Each entry below must appear in the answer exactly as written.

========================================================================

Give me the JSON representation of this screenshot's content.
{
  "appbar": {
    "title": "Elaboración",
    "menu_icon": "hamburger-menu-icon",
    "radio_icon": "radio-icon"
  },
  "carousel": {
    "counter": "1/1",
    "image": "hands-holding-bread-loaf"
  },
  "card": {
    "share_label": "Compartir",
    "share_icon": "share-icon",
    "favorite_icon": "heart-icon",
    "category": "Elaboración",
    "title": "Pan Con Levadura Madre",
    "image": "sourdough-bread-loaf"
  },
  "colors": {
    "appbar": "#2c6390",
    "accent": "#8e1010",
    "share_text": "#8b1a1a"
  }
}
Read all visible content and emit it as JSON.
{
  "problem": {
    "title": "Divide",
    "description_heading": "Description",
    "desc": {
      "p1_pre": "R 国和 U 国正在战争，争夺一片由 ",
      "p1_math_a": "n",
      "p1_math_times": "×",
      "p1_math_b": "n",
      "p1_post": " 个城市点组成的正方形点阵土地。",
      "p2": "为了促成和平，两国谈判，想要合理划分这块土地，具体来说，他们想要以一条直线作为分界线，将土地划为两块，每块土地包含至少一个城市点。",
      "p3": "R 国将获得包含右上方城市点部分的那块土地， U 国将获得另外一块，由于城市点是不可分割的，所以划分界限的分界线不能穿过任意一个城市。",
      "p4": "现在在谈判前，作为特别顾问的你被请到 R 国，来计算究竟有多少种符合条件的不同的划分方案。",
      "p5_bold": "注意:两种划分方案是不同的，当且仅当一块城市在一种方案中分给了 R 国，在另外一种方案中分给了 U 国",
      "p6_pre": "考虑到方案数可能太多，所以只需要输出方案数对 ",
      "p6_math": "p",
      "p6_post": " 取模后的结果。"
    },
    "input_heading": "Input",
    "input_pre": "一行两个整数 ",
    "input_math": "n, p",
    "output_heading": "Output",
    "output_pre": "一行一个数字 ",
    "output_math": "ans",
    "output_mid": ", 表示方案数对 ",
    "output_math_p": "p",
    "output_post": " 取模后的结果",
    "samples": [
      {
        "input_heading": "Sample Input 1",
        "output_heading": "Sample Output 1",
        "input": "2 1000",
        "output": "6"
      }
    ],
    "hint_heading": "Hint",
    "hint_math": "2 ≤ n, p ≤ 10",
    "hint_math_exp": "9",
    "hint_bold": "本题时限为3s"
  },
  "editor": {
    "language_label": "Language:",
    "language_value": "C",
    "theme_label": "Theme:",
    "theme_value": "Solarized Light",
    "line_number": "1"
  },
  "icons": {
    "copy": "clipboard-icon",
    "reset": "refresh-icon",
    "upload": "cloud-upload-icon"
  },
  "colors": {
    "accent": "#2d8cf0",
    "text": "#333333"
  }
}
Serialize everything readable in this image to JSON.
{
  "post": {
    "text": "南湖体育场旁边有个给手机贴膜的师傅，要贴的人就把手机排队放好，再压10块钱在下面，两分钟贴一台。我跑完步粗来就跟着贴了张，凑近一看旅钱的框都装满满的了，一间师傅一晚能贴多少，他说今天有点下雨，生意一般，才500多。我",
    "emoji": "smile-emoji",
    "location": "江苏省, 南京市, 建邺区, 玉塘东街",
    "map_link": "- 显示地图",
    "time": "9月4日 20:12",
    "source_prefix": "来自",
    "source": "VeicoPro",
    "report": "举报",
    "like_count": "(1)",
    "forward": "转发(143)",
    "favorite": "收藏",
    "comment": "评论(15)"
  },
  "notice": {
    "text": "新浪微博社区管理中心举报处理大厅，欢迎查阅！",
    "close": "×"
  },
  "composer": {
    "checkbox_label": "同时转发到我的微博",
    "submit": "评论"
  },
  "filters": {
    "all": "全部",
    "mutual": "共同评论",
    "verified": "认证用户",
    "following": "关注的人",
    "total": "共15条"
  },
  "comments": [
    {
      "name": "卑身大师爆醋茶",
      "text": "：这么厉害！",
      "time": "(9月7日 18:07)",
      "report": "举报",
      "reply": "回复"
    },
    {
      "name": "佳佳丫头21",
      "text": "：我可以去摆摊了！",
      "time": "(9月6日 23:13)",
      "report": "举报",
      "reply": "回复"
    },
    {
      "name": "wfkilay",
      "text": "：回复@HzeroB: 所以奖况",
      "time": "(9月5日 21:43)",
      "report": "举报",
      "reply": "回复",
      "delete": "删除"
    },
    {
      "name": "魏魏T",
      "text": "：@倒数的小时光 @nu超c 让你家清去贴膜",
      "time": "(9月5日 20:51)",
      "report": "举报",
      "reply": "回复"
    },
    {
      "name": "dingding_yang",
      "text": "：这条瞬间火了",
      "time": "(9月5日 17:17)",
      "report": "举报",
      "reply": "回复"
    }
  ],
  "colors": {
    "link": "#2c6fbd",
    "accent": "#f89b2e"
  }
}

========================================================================

#### [WRITTEN REPLY]
Give me the JSON representation of this screenshot's content.
{
  "appbar": {
    "title": "Elaboración",
    "menu_icon": "hamburger-menu-icon",
    "radio_icon": "radio-icon"
  },
  "carousel": {
    "counter": "1/1",
    "image": "hands-holding-bread-loaf"
  },
  "card": {
    "share_label": "Compartir",
    "share_icon": "share-icon",
    "favorite_icon": "heart-icon",
    "category": "Elaboración",
    "title": "Pan Con Levadura Madre",
    "image": "sourdough-bread-loaf"
  },
  "colors": {
    "appbar": "#2c6390",
    "accent": "#8e1010",
    "share_text": "#8b1a1a"
  }
}
Read all visible content and emit it as JSON.
{
  "problem": {
    "title": "Divide",
    "description_heading": "Description",
    "desc": {
      "p1_pre": "R 国和 U 国正在战争，争夺一片由 ",
      "p1_math_a": "n",
      "p1_math_times": "×",
      "p1_math_b": "n",
      "p1_post": " 个城市点组成的正方形点阵土地。",
      "p2": "为了促成和平，两国谈判，想要合理划分这块土地，具体来说，他们想要以一条直线作为分界线，将土地划为两块，每块土地包含至少一个城市点。",
      "p3": "R 国将获得包含右上方城市点部分的那块土地， U 国将获得另外一块，由于城市点是不可分割的，所以划分界限的分界线不能穿过任意一个城市。",
      "p4": "现在在谈判前，作为特别顾问的你被请到 R 国，来计算究竟有多少种符合条件的不同的划分方案。",
      "p5_bold": "注意:两种划分方案是不同的，当且仅当一块城市在一种方案中分给了 R 国，在另外一种方案中分给了 U 国",
      "p6_pre": "考虑到方案数可能太多，所以只需要输出方案数对 ",
      "p6_math": "p",
      "p6_post": " 取模后的结果。"
    },
    "input_heading": "Input",
    "input_pre": "一行两个整数 ",
    "input_math": "n, p",
    "output_heading": "Output",
    "output_pre": "一行一个数字 ",
    "output_math": "ans",
    "output_mid": ", 表示方案数对 ",
    "output_math_p": "p",
    "output_post": " 取模后的结果",
    "samples": [
      {
        "input_heading": "Sample Input 1",
        "output_heading": "Sample Output 1",
        "input": "2 1000",
        "output": "6"
      }
    ],
    "hint_heading": "Hint",
    "hint_math": "2 ≤ n, p ≤ 10",
    "hint_math_exp": "9",
    "hint_bold": "本题时限为3s"
  },
  "editor": {
    "language_label": "Language:",
    "language_value": "C",
    "theme_label": "Theme:",
    "theme_value": "Solarized Light",
    "line_number": "1"
  },
  "icons": {
    "copy": "clipboard-icon",
    "reset": "refresh-icon",
    "upload": "cloud-upload-icon"
  },
  "colors": {
    "accent": "#2d8cf0",
    "text": "#333333"
  }
}
Serialize everything readable in this image to JSON.
{
  "post": {
    "text": "南湖体育场旁边有个给手机贴膜的师傅，要贴的人就把手机排队放好，再压10块钱在下面，两分钟贴一台。我跑完步粗来就跟着贴了张，凑近一看旅钱的框都装满满的了，一间师傅一晚能贴多少，他说今天有点下雨，生意一般，才500多。我",
    "emoji": "smile-emoji",
    "location": "江苏省, 南京市, 建邺区, 玉塘东街",
    "map_link": "- 显示地图",
    "time": "9月4日 20:12",
    "source_prefix": "来自",
    "source": "VeicoPro",
    "report": "举报",
    "like_count": "(1)",
    "forward": "转发(143)",
    "favorite": "收藏",
    "comment": "评论(15)"
  },
  "notice": {
    "text": "新浪微博社区管理中心举报处理大厅，欢迎查阅！",
    "close": "×"
  },
  "composer": {
    "checkbox_label": "同时转发到我的微博",
    "submit": "评论"
  },
  "filters": {
    "all": "全部",
    "mutual": "共同评论",
    "verified": "认证用户",
    "following": "关注的人",
    "total": "共15条"
  },
  "comments": [
    {
      "name": "卑身大师爆醋茶",
      "text": "：这么厉害！",
      "time": "(9月7日 18:07)",
      "report": "举报",
      "reply": "回复"
    },
    {
      "name": "佳佳丫头21",
      "text": "：我可以去摆摊了！",
      "time": "(9月6日 23:13)",
      "report": "举报",
      "reply": "回复"
    },
    {
      "name": "wfkilay",
      "text": "：回复@HzeroB: 所以奖况",
      "time": "(9月5日 21:43)",
      "report": "举报",
      "reply": "回复",
      "delete": "删除"
    },
    {
      "name": "魏魏T",
      "text": "：@倒数的小时光 @nu超c 让你家清去贴膜",
      "time": "(9月5日 20:51)",
      "report": "举报",
      "reply": "回复"
    },
    {
      "name": "dingding_yang",
      "text": "：这条瞬间火了",
      "time": "(9月5日 17:17)",
      "report": "举报",
      "reply": "回复"
    }
  ],
  "colors": {
    "link": "#2c6fbd",
    "accent": "#f89b2e"
  }
}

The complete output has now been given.